EXERCISE REQUIREMENTS:
In your answer, set down the records below exactly as they stand, omitting pictures.

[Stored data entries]

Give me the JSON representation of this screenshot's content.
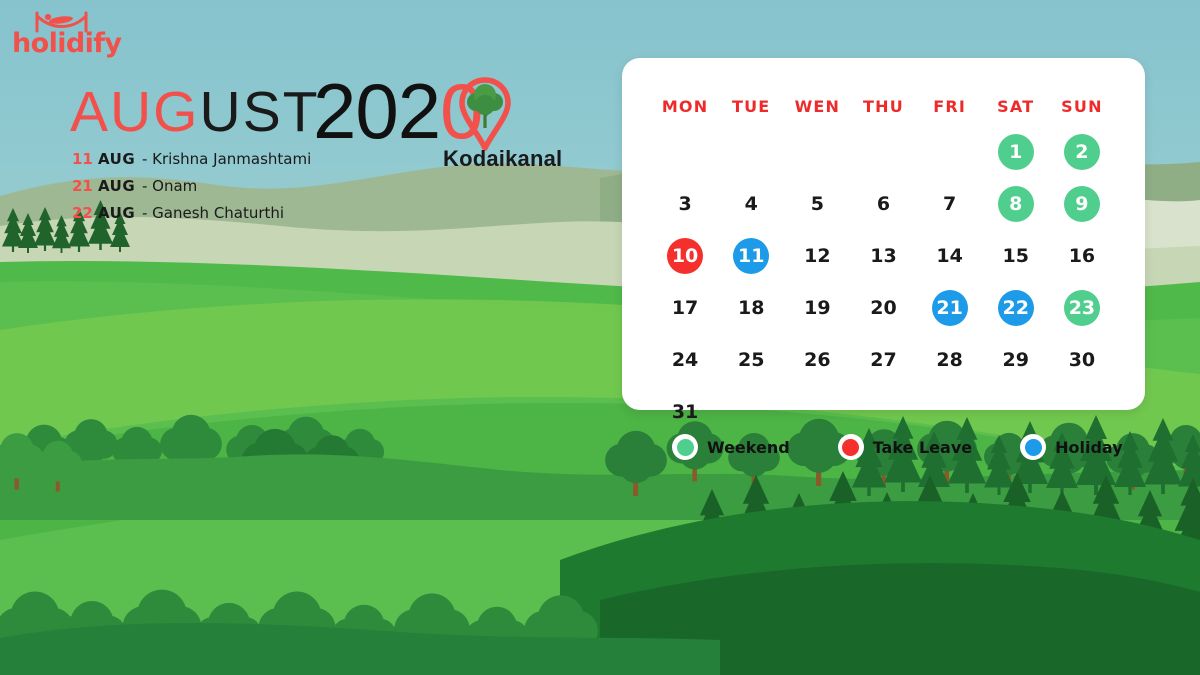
{
  "brand": {
    "name": "holidify",
    "logo_icon": "hammock-icon",
    "color": "#F2504B"
  },
  "headline": {
    "month_highlight": "AUG",
    "month_rest": "UST",
    "year_dark": "202",
    "year_highlight": "0",
    "pin_icon": "map-pin-tree-icon",
    "place": "Kodaikanal"
  },
  "events": [
    {
      "day": "11",
      "month": "AUG",
      "sep": "-",
      "name": "Krishna Janmashtami"
    },
    {
      "day": "21",
      "month": "AUG",
      "sep": "-",
      "name": "Onam"
    },
    {
      "day": "22",
      "month": "AUG",
      "sep": "-",
      "name": "Ganesh Chaturthi"
    }
  ],
  "calendar": {
    "weekdays": [
      "MON",
      "TUE",
      "WEN",
      "THU",
      "FRI",
      "SAT",
      "SUN"
    ],
    "cells": [
      {
        "label": "",
        "state": "empty"
      },
      {
        "label": "",
        "state": "empty"
      },
      {
        "label": "",
        "state": "empty"
      },
      {
        "label": "",
        "state": "empty"
      },
      {
        "label": "",
        "state": "empty"
      },
      {
        "label": "1",
        "state": "weekend"
      },
      {
        "label": "2",
        "state": "weekend"
      },
      {
        "label": "3",
        "state": "normal"
      },
      {
        "label": "4",
        "state": "normal"
      },
      {
        "label": "5",
        "state": "normal"
      },
      {
        "label": "6",
        "state": "normal"
      },
      {
        "label": "7",
        "state": "normal"
      },
      {
        "label": "8",
        "state": "weekend"
      },
      {
        "label": "9",
        "state": "weekend"
      },
      {
        "label": "10",
        "state": "leave"
      },
      {
        "label": "11",
        "state": "holiday"
      },
      {
        "label": "12",
        "state": "normal"
      },
      {
        "label": "13",
        "state": "normal"
      },
      {
        "label": "14",
        "state": "normal"
      },
      {
        "label": "15",
        "state": "normal"
      },
      {
        "label": "16",
        "state": "normal"
      },
      {
        "label": "17",
        "state": "normal"
      },
      {
        "label": "18",
        "state": "normal"
      },
      {
        "label": "19",
        "state": "normal"
      },
      {
        "label": "20",
        "state": "normal"
      },
      {
        "label": "21",
        "state": "holiday"
      },
      {
        "label": "22",
        "state": "holiday"
      },
      {
        "label": "23",
        "state": "weekend"
      },
      {
        "label": "24",
        "state": "normal"
      },
      {
        "label": "25",
        "state": "normal"
      },
      {
        "label": "26",
        "state": "normal"
      },
      {
        "label": "27",
        "state": "normal"
      },
      {
        "label": "28",
        "state": "normal"
      },
      {
        "label": "29",
        "state": "normal"
      },
      {
        "label": "30",
        "state": "normal"
      },
      {
        "label": "31",
        "state": "normal"
      },
      {
        "label": "",
        "state": "empty"
      },
      {
        "label": "",
        "state": "empty"
      },
      {
        "label": "",
        "state": "empty"
      },
      {
        "label": "",
        "state": "empty"
      },
      {
        "label": "",
        "state": "empty"
      },
      {
        "label": "",
        "state": "empty"
      }
    ]
  },
  "legend": [
    {
      "label": "Weekend",
      "color": "#4FCE8E"
    },
    {
      "label": "Take Leave",
      "color": "#F5302C"
    },
    {
      "label": "Holiday",
      "color": "#1E9BE8"
    }
  ],
  "palette": {
    "sky": "#8CC6CE",
    "weekend": "#4FCE8E",
    "take_leave": "#F5302C",
    "holiday": "#1E9BE8",
    "weekday_header": "#EE2B2B",
    "card": "#FFFFFF"
  }
}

PROBLEM SOLUTION:
Give me the JSON representation of this screenshot's content.
{
  "brand": {
    "name": "holidify",
    "logo_icon": "hammock-icon",
    "color": "#F2504B"
  },
  "headline": {
    "month_highlight": "AUG",
    "month_rest": "UST",
    "year_dark": "202",
    "year_highlight": "0",
    "pin_icon": "map-pin-tree-icon",
    "place": "Kodaikanal"
  },
  "events": [
    {
      "day": "11",
      "month": "AUG",
      "sep": "-",
      "name": "Krishna Janmashtami"
    },
    {
      "day": "21",
      "month": "AUG",
      "sep": "-",
      "name": "Onam"
    },
    {
      "day": "22",
      "month": "AUG",
      "sep": "-",
      "name": "Ganesh Chaturthi"
    }
  ],
  "calendar": {
    "weekdays": [
      "MON",
      "TUE",
      "WEN",
      "THU",
      "FRI",
      "SAT",
      "SUN"
    ],
    "cells": [
      {
        "label": "",
        "state": "empty"
      },
      {
        "label": "",
        "state": "empty"
      },
      {
        "label": "",
        "state": "empty"
      },
      {
        "label": "",
        "state": "empty"
      },
      {
        "label": "",
        "state": "empty"
      },
      {
        "label": "1",
        "state": "weekend"
      },
      {
        "label": "2",
        "state": "weekend"
      },
      {
        "label": "3",
        "state": "normal"
      },
      {
        "label": "4",
        "state": "normal"
      },
      {
        "label": "5",
        "state": "normal"
      },
      {
        "label": "6",
        "state": "normal"
      },
      {
        "label": "7",
        "state": "normal"
      },
      {
        "label": "8",
        "state": "weekend"
      },
      {
        "label": "9",
        "state": "weekend"
      },
      {
        "label": "10",
        "state": "leave"
      },
      {
        "label": "11",
        "state": "holiday"
      },
      {
        "label": "12",
        "state": "normal"
      },
      {
        "label": "13",
        "state": "normal"
      },
      {
        "label": "14",
        "state": "normal"
      },
      {
        "label": "15",
        "state": "normal"
      },
      {
        "label": "16",
        "state": "normal"
      },
      {
        "label": "17",
        "state": "normal"
      },
      {
        "label": "18",
        "state": "normal"
      },
      {
        "label": "19",
        "state": "normal"
      },
      {
        "label": "20",
        "state": "normal"
      },
      {
        "label": "21",
        "state": "holiday"
      },
      {
        "label": "22",
        "state": "holiday"
      },
      {
        "label": "23",
        "state": "weekend"
      },
      {
        "label": "24",
        "state": "normal"
      },
      {
        "label": "25",
        "state": "normal"
      },
      {
        "label": "26",
        "state": "normal"
      },
      {
        "label": "27",
        "state": "normal"
      },
      {
        "label": "28",
        "state": "normal"
      },
      {
        "label": "29",
        "state": "normal"
      },
      {
        "label": "30",
        "state": "normal"
      },
      {
        "label": "31",
        "state": "normal"
      },
      {
        "label": "",
        "state": "empty"
      },
      {
        "label": "",
        "state": "empty"
      },
      {
        "label": "",
        "state": "empty"
      },
      {
        "label": "",
        "state": "empty"
      },
      {
        "label": "",
        "state": "empty"
      },
      {
        "label": "",
        "state": "empty"
      }
    ]
  },
  "legend": [
    {
      "label": "Weekend",
      "color": "#4FCE8E"
    },
    {
      "label": "Take Leave",
      "color": "#F5302C"
    },
    {
      "label": "Holiday",
      "color": "#1E9BE8"
    }
  ],
  "palette": {
    "sky": "#8CC6CE",
    "weekend": "#4FCE8E",
    "take_leave": "#F5302C",
    "holiday": "#1E9BE8",
    "weekday_header": "#EE2B2B",
    "card": "#FFFFFF"
  }
}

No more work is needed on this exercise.